Artist Talk: Coming soon.
“If you really want to be heard, whisper” (John Boswell)
My work is intimate.
I don’t make paintings that are supposed to be viewed from 50 ft. away. I like little details and interactions that you’d miss if you were too far away. I don’t like to think of myself as sentimental, but I know that those feelings have inspired much of my art.
I took my first encaustic workshop on a whim. It was not love at first stroke. I had painted in oil, and encaustic did not move like oil- it was difficult to control. I had planned on giving it up, but I needed to finish one more piece. Then another. It took me 2 years to realize that I was going to continue working in encaustic. By then I had learned how to better control it and realized that sometimes to make my best work, I had to adapt my intended plan.
I frequently use tacks, paper, and fibers in my non-representational art. To me, they are symbolic of connections from the past to the future. Of communication. And the duality between strength and frailty. The repetitive use of materials and marks are a conscious reminder to be persistent in the things that matter the most in life—to be both strong yet tender.
Rachael Juzeler Exhibit, December 2017
Artist Talk: Artist statement: “I am endlessly fascinated by the antiquity and ruins of my surroundings. Living on Douglas Island in South East Alaska has shaped my work and…
Lukas Easton Exhibit, November 2017
Artist statement: Visceral Visions “Human emotions and reactions inform much of my carved narratives. This likely comes from several traumatic childhood experiences, and a career in emergency services. Witnessing…
Deb Lowney Exhibit, September 2017

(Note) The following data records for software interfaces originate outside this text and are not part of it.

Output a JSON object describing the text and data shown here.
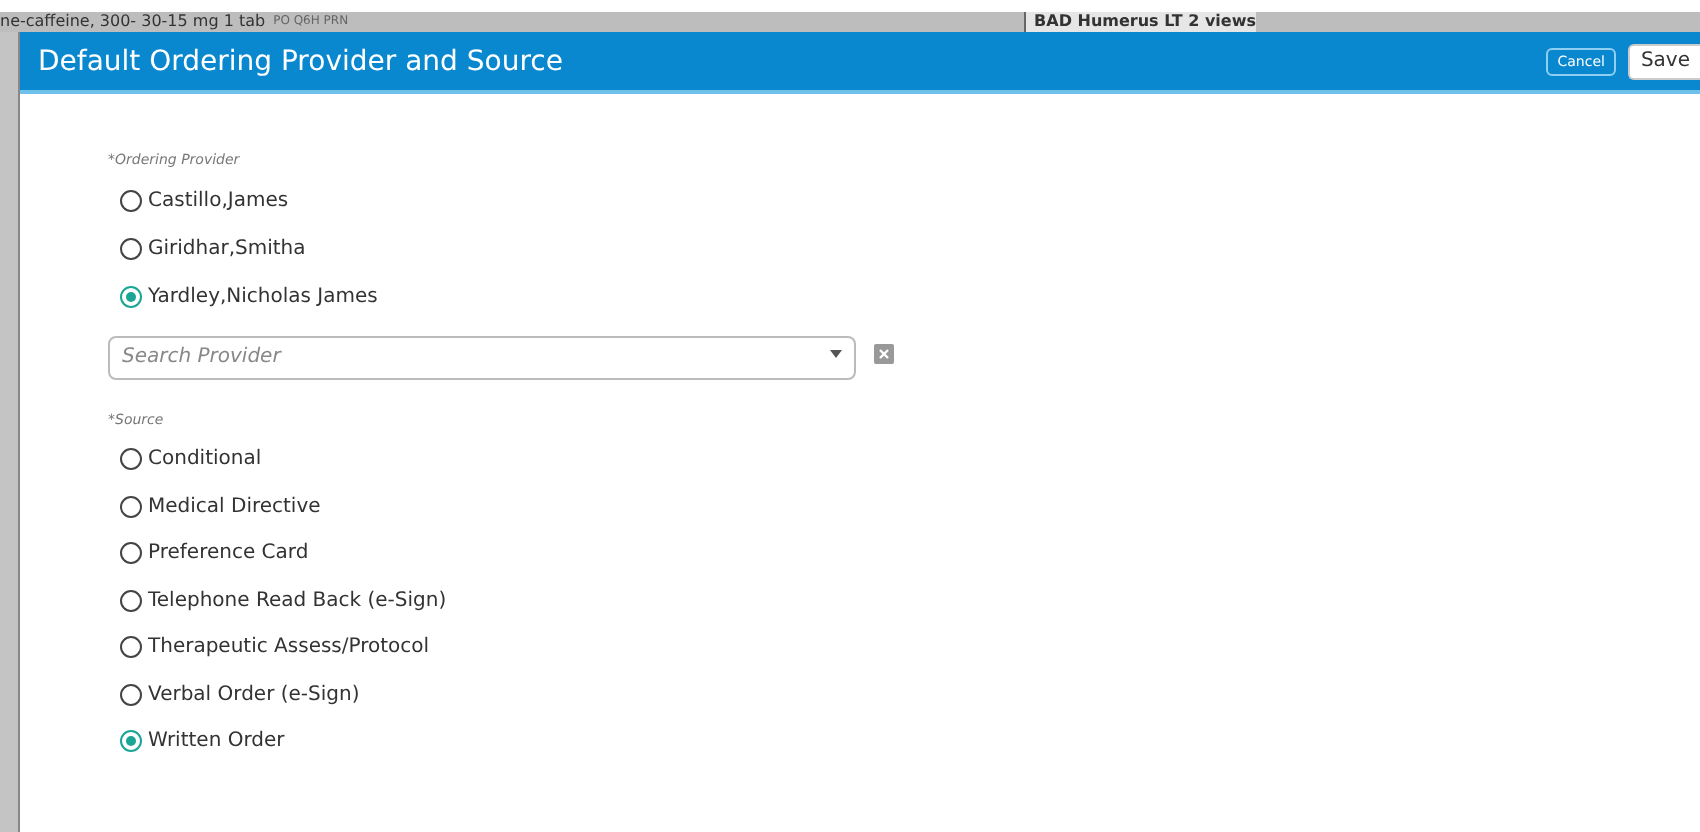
{
  "background": {
    "order_text": "ne-caffeine, 300- 30-15 mg 1 tab",
    "order_detail": "PO Q6H PRN",
    "exam_text": "BAD Humerus LT 2 views"
  },
  "dialog": {
    "title": "Default Ordering Provider and Source",
    "buttons": [
      {
        "label": "Cancel",
        "kind": "secondary"
      },
      {
        "label": "Save",
        "kind": "primary"
      }
    ]
  },
  "ordering_provider": {
    "label": "*Ordering Provider",
    "options": [
      {
        "label": "Castillo,James",
        "selected": false
      },
      {
        "label": "Giridhar,Smitha",
        "selected": false
      },
      {
        "label": "Yardley,Nicholas James",
        "selected": true
      }
    ],
    "search": {
      "placeholder": "Search Provider"
    }
  },
  "source": {
    "label": "*Source",
    "options": [
      {
        "label": "Conditional",
        "selected": false
      },
      {
        "label": "Medical Directive",
        "selected": false
      },
      {
        "label": "Preference Card",
        "selected": false
      },
      {
        "label": "Telephone Read Back (e-Sign)",
        "selected": false
      },
      {
        "label": "Therapeutic Assess/Protocol",
        "selected": false
      },
      {
        "label": "Verbal Order (e-Sign)",
        "selected": false
      },
      {
        "label": "Written Order",
        "selected": true
      }
    ]
  }
}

Artist Statement: This body of work began with a study of water’s flow, and my attraction to water’s capacity to reflect many textures, colors, forms. The work evolved…